Episode-2343- Making Sausage and Making Mead as Life Skills — 6 Comments

  1. I make Autumn Olive mead (three different ones to date) using this core method.  We forage autumn olive on our property to make mead and fruit leather.  It’s higher in lycopene than tomatoes.

    TSP has inspired my love for mead making.  In fact (despite my social-media-phobia)  I started an instagram account for my mead making last month.  Check out my handle, helios_mead.

    My “So many meads, so little time,” post lists most of my meads to date.  One of my favorites is my Five Mushroom mead (Shiitake, Maitake, Reishi, Chaga, & Cordyceps).  It has so much “umami,” I think it should win an award.  So good!

    I’ve done so many Melomels around this core method, I’ll likely start experimenting more with Metheglins and medicinal meads in the future.  I feel like I owe Jack one of my meads bare minimum.  Can’t thank you enough for this skill set.



  2. Every year (sometimes twice a year) my Mongolian in-laws cook a sheep (part of it anyway, they freeze much of it) and make sausage just like you described from the Bizarre Foods show. It’s cool to see that even the city-dwelling Mongolians hold on to these traditions. My in-laws don’t usually do the sheep’s head thing though; if I remember correctly, that’s a little more for show and special occasions.

    After slaughtering they boil the meat in large bone-on chunks, then when it’s finished cooking they put the meat in a big bowl where everyone gathers around and grabs a piece or just slices off pieces to eat by hand. The left-over broth is usually used to make a soup to go with it, throwing in green onions and noodles and such. There certainly is something primal about it… it’s hard to not have meaty juices covering your hands by the end of it. 🙂

    And then there is the sausage. It’s pretty much a blood sausage, and they still do make it out of the cleaned-out intestines even though other casings can be had. To be honest, the sausage is a taste I have NOT acquired, but my wife and in-laws love it. Eh, to each their own…

  3. In 2016 I traveled for work a ton more than normal. At the end of the year I had a boatload of miles and I decided to turn them in to a Carnivore 3/4 HP grinder. As you’ve said it is a beast. The thing I like best about it is the freezable cooling collars. You can really crank out a bunch of meat and never have any heat issues.

    I bought a buddy a turbo force grinder and it works well. We got some flexible gell ice packs and using some strips of velcro we strap them on. It isn’t custom like the Cabela’s but it works and for the difference in price you could buy a spare grinder and a bunch of ice packs.


    • Good to hear, no doubt the Carnivore is the best consumer grinder I have touched. As to the keeping cool though, the Turbo Force has to grind a LOT before that would even be an issue. I put 22 lbs though it and it never blinked and was still cold at that point. I don’t now many folks that grind much more than that at a time. I guess if you do the big deer camp thing or something sure, or do your own cows, etc.?
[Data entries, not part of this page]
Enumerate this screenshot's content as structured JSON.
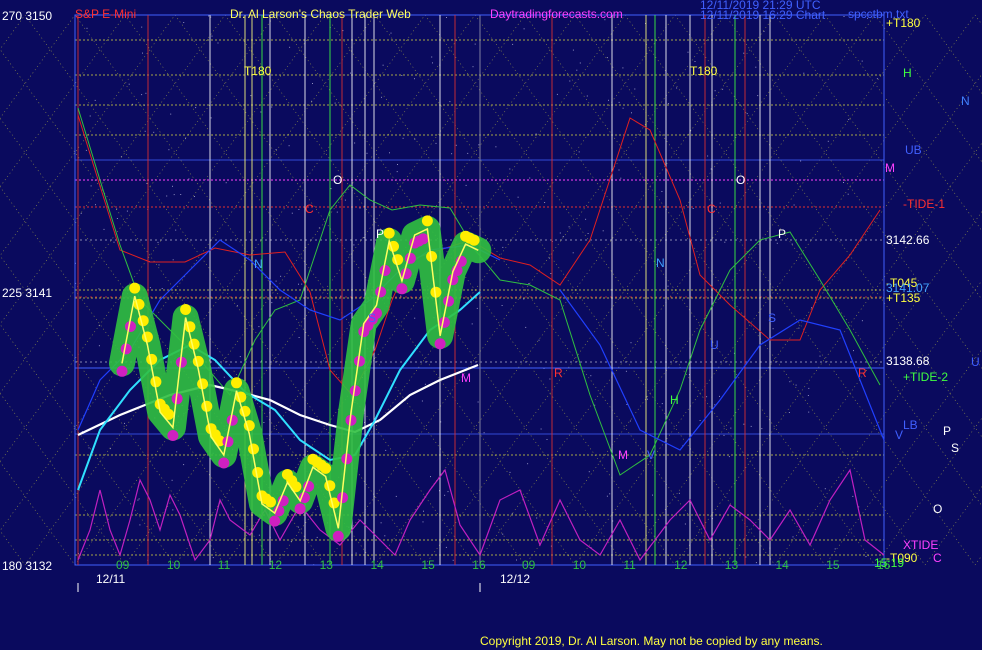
{
  "header": {
    "axis_top": "270  3150",
    "instrument": "S&P E-Mini",
    "title": "Dr. Al Larson's Chaos Trader Web",
    "site": "Daytradingforecasts.com",
    "timestamp_line1": "12/11/2019 21:29 UTC",
    "timestamp_line2": "12/11/2019 16:29 Chart",
    "file": "spcctbm.txt"
  },
  "left_axis": {
    "mid": "225  3141",
    "bottom": "180  3132"
  },
  "copyright": "Copyright 2019, Dr. Al Larson. May not be copied by any means.",
  "colors": {
    "background": "#0a0a5e",
    "yellow_grid": "#d8d840",
    "price": "#ffffff",
    "ma_cyan": "#30e0ff",
    "green_flow": "#30c040",
    "yellow_dot": "#ffee00",
    "magenta_dot": "#d020c0",
    "red_line": "#e02020",
    "blue_line": "#2040ff",
    "tide": "#c020c0"
  },
  "right_labels": {
    "t180": "+T180",
    "h": "H",
    "n": "N",
    "ub": "UB",
    "m": "M",
    "tide1": "-TIDE-1",
    "p3142": "3142.66",
    "t045": "-T045",
    "p3141": "3141.07",
    "t135": "+T135",
    "p3138": "3138.68",
    "u": "U",
    "tide2": "+TIDE-2",
    "lb": "LB",
    "v": "V",
    "p": "P",
    "s": "S",
    "o": "O",
    "xtide": "XTIDE",
    "t090": "-T090",
    "c": "C",
    "cbottom": "C",
    "ebottom": "15:19"
  },
  "inner_labels": {
    "t180a": "T180",
    "t180b": "T180",
    "o1": "O",
    "c1": "C",
    "n1": "N",
    "p1": "P",
    "s1": "S",
    "n2": "N",
    "o2": "O",
    "c2": "C",
    "p2": "P",
    "s2": "S",
    "r1": "R",
    "r2": "R",
    "u1": "U",
    "h1": "H",
    "m1": "M",
    "v1": "V",
    "m2": "M"
  },
  "chart_data": {
    "type": "line",
    "instrument": "S&P E-Mini",
    "y_ticks": [
      "3150",
      "3141",
      "3132"
    ],
    "y_ticks_alt": [
      "270",
      "225",
      "180"
    ],
    "ylim": [
      3132,
      3150
    ],
    "x_ticks_day1": [
      "09",
      "10",
      "11",
      "12",
      "13",
      "14",
      "15",
      "16"
    ],
    "x_ticks_day2": [
      "09",
      "10",
      "11",
      "12",
      "13",
      "14",
      "15",
      "16"
    ],
    "dates": [
      "12/11",
      "12/12"
    ],
    "series": [
      {
        "name": "price",
        "x": [
          9.0,
          9.25,
          9.5,
          9.75,
          10.0,
          10.25,
          10.5,
          10.75,
          11.0,
          11.25,
          11.5,
          11.75,
          12.0,
          12.25,
          12.5,
          12.75,
          13.0,
          13.25,
          13.5,
          13.75,
          14.0,
          14.25,
          14.5,
          14.75,
          15.0,
          15.25,
          15.5,
          15.75,
          16.0
        ],
        "values": [
          3138.6,
          3140.8,
          3139.2,
          3137.0,
          3136.5,
          3140.1,
          3138.4,
          3136.2,
          3135.6,
          3137.7,
          3136.3,
          3134.0,
          3133.7,
          3134.7,
          3134.1,
          3135.2,
          3134.9,
          3133.2,
          3137.0,
          3139.9,
          3140.5,
          3142.6,
          3141.3,
          3142.8,
          3143.0,
          3139.5,
          3141.6,
          3142.5,
          3142.3
        ]
      },
      {
        "name": "price_forecast_levels",
        "values": [
          3142.66,
          3141.07,
          3138.68
        ]
      }
    ]
  }
}
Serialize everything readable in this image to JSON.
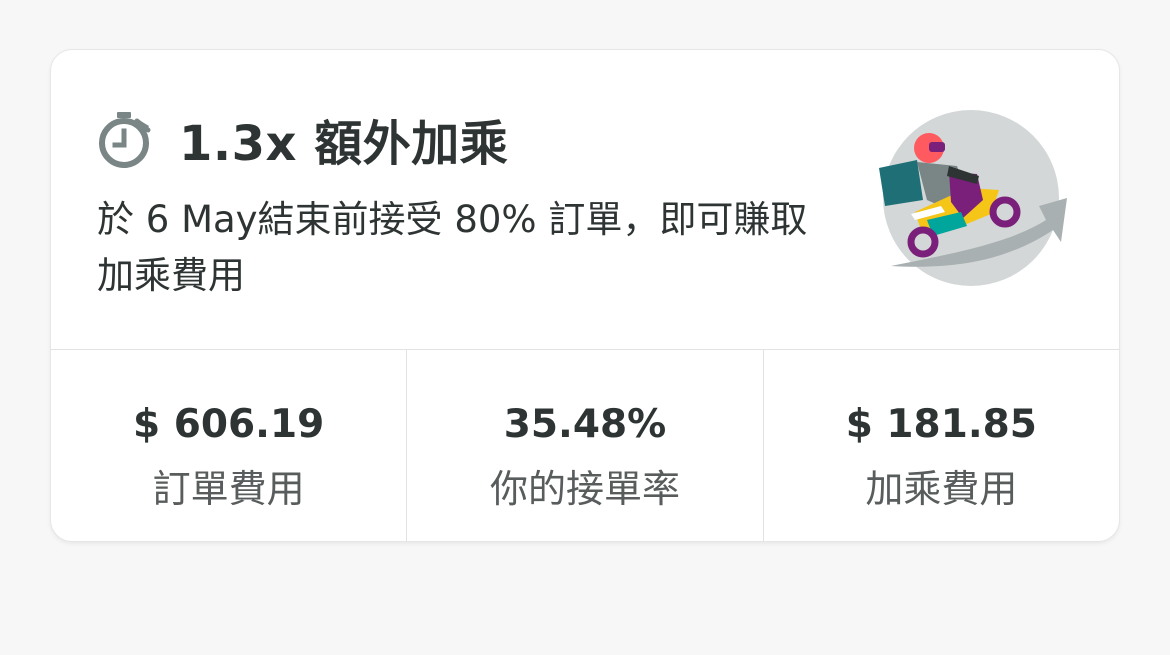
{
  "card": {
    "title": "1.3x 額外加乘",
    "description": "於 6 May結束前接受 80% 訂單，即可賺取加乘費用",
    "icon": "stopwatch-icon",
    "illustration": "delivery-rider-illustration"
  },
  "stats": [
    {
      "value": "$ 606.19",
      "label": "訂單費用"
    },
    {
      "value": "35.48%",
      "label": "你的接單率"
    },
    {
      "value": "$ 181.85",
      "label": "加乘費用"
    }
  ],
  "colors": {
    "text_primary": "#2e3333",
    "text_secondary": "#585c5c",
    "icon_gray": "#7a8585",
    "rider_teal": "#00a59c",
    "rider_yellow": "#f5c518",
    "rider_purple": "#7a1f7a",
    "rider_red": "#ff5a5f"
  }
}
      In general a batch for me is 5-20 lbs, that is why I could not justify the extra money. FWIW you can throw the TurboForce housing in the freezer if you want, just never saw the need to.

  4. Jack, Really enjoyed the show. Im a bit behind but had to tell you I loved it.

    Im italian and in NY we have a lot of really good italian butchers who make some really good sausage.

    Ive always wanted to make it but thought why make it when i can get great stuff for less that what I can make it for.


    That said, on New Years eve some italian eat Cotechino. Now this is difficult to find and the ones I found have had a thick casing on it.

    Now after listening to the show, I have a renew urge on trying to make this.

    My question is, is natural casing less tough to chew? I had the remove the casing on the sausage I purchased because I thought it was too chewy and Im not sure what the casing was made from.